A century-old church with deep roots in Fort Worth’s Race Street area is now a mixed-income housing community following a large-scale revitalization and historic preservation effort.
Cielo Place is the new name for what was formerly Riverside Baptist Church, a house of worship that dates back to 1904. According to the developers behind Cielo Place, the church was in danger of demolition when an office developer closed on the property in 2018, prompting nearby residents to urge the city to place a historic hold on the building.
The city of Fort Worth then reached out to Saigebrook Development to see if it would be interested in purchasing the property, which it did in 2019, President Lisa Stephens said.
A historic designation for the church granted by the National Register for Historic Places in 2020 opened up state and federal tax credits that could be used to help pay for the renovation. In partnership with investment partners Hunt Capital Partners and Aetna, Saigebrook carried out the $22M project.
Demand for the property was immediate, Saigebrook Development Associate Alice Cruz said. Within 60 days, Accolade Property Management leased all 91 units.
“We knew that it would go quickly,” Cruz said. “There is such a need for affordable housing in Fort Worth in general, but also in close proximity to downtown.”
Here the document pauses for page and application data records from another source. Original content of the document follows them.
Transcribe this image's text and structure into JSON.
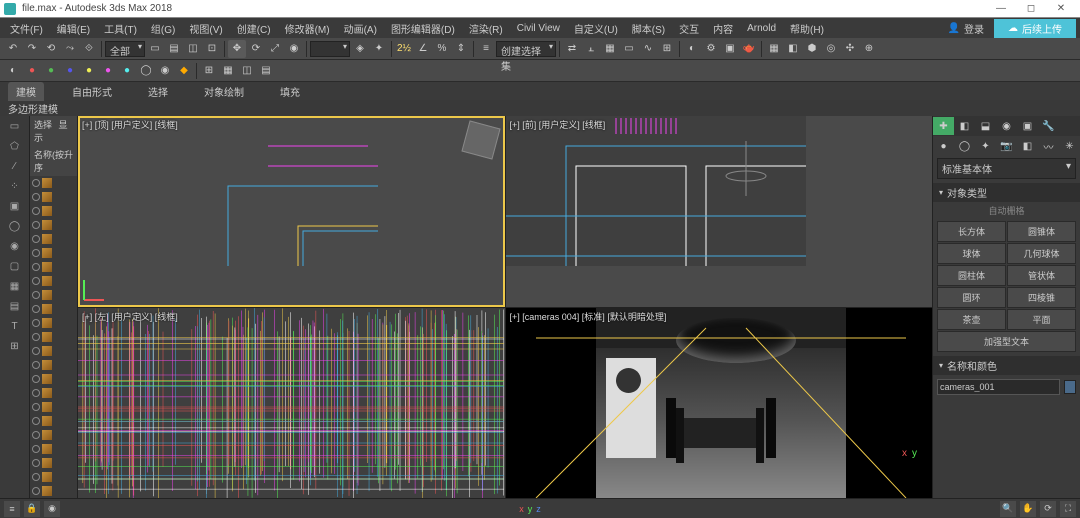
{
  "title": "file.max - Autodesk 3ds Max 2018",
  "menus": [
    "文件(F)",
    "编辑(E)",
    "工具(T)",
    "组(G)",
    "视图(V)",
    "创建(C)",
    "修改器(M)",
    "动画(A)",
    "图形编辑器(D)",
    "渲染(R)",
    "Civil View",
    "自定义(U)",
    "脚本(S)",
    "交互",
    "内容",
    "Arnold",
    "帮助(H)"
  ],
  "login_label": "登录",
  "upload_label": "后续上传",
  "workspace_dd": "全部",
  "ribbon_tabs": [
    "建模",
    "自由形式",
    "选择",
    "对象绘制",
    "填充"
  ],
  "ribbon_active": 0,
  "subtab": "多边形建模",
  "scene_header": "名称(按升序",
  "viewport_labels": {
    "tl": "[+] [顶] [用户定义] [线框]",
    "tr": "[+] [前] [用户定义] [线框]",
    "bl": "[+] [左] [用户定义] [线框]",
    "br_a": "[+] [cameras 004] [标准]",
    "br_b": "[默认明暗处理]"
  },
  "viewport_axes": [
    "选择",
    "显示"
  ],
  "right_panel": {
    "category": "标准基本体",
    "rollup_objtype": "对象类型",
    "autogrid": "自动栅格",
    "buttons": [
      "长方体",
      "圆锥体",
      "球体",
      "几何球体",
      "圆柱体",
      "管状体",
      "圆环",
      "四棱锥",
      "茶壶",
      "平面",
      "加强型文本",
      ""
    ],
    "rollup_name": "名称和颜色",
    "obj_name": "cameras_001"
  },
  "status_xyz": [
    "x",
    "y",
    "z"
  ]
}
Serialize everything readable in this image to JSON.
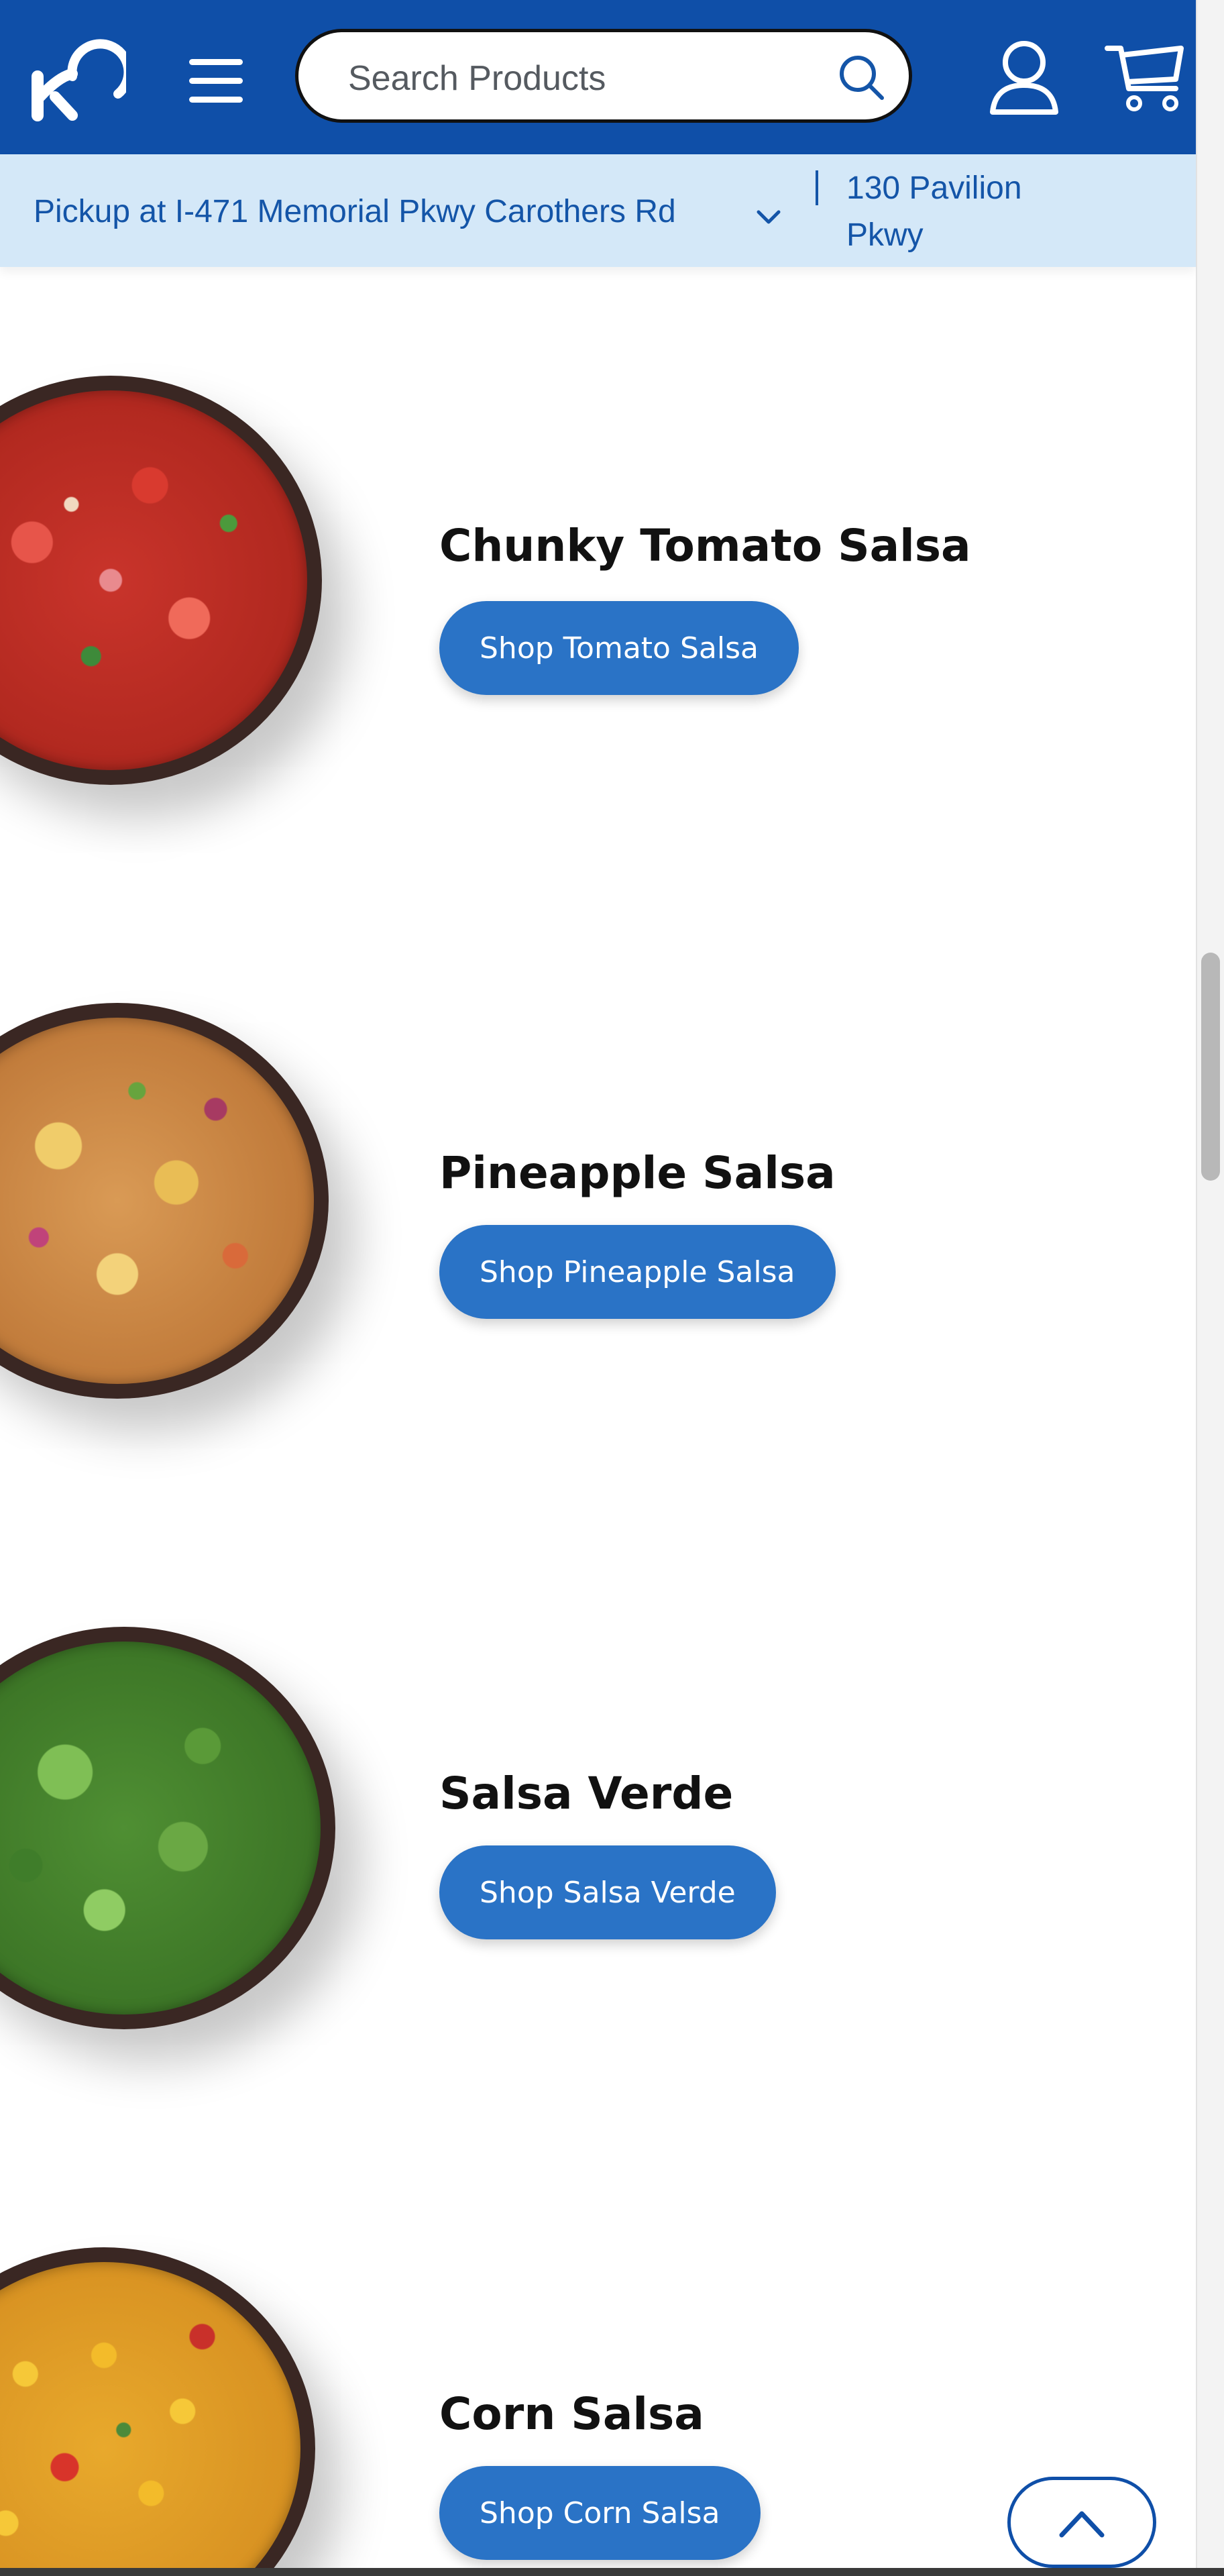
{
  "header": {
    "logo": "kroger-logo",
    "menu_icon": "hamburger-menu-icon",
    "search": {
      "placeholder": "Search Products",
      "value": ""
    },
    "account_icon": "user-icon",
    "cart_icon": "cart-icon",
    "background_color": "#0f4fa8"
  },
  "store": {
    "pickup_label": "Pickup at I-471 Memorial Pkwy Carothers Rd",
    "address_line1": "130 Pavilion",
    "address_line2": "Pkwy",
    "background_color": "#d4e8f8"
  },
  "products": [
    {
      "title": "Chunky Tomato Salsa",
      "button": "Shop Tomato Salsa",
      "image": "tomato-salsa-bowl"
    },
    {
      "title": "Pineapple Salsa",
      "button": "Shop Pineapple Salsa",
      "image": "pineapple-salsa-bowl"
    },
    {
      "title": "Salsa Verde",
      "button": "Shop Salsa Verde",
      "image": "salsa-verde-bowl"
    },
    {
      "title": "Corn Salsa",
      "button": "Shop Corn Salsa",
      "image": "corn-salsa-bowl"
    }
  ],
  "back_to_top_icon": "chevron-up-icon",
  "colors": {
    "accent": "#2a73c6",
    "brand": "#0f4fa8"
  }
}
Many longtime residents of the Race Street area have been displaced as a result of recent gentrification, Stephens said. This project, which includes 80 affordable units and 11 market-rate units, was able to keep some of those families in the neighborhood.
“When [gentrification] begins to happen, housing prices begin to go up and folks tend to get pushed out,” Stephens said. “Being able to come in and provide these units and have the affordability combined with the accessibility, we think will have a long-term impact on this neighborhood.”
The building was expanded twice in the 1950s, and its last church service was held on Christmas Eve 2018. Saigebrook tasked Miller-Slayton Architects and interior design firm Ink & Oro with updating the building while preserving elements of its design.
Pieces of the church’s original stained glass windows were incorporated into the interior and exterior, and the common area features pews from the original sanctuary, altar and baptismal, according to Saigebrook. A community unveiling event will be held at the site on Dec. 16.
“As we peeled back the layers of this building — painstakingly preserving and restoring the woodwork, stained glass windows, light fixtures, and structural components — we also peeled back layers of history and learned so much about the history of this church and the community that has gathered here over the years,” Stephens said in a statement.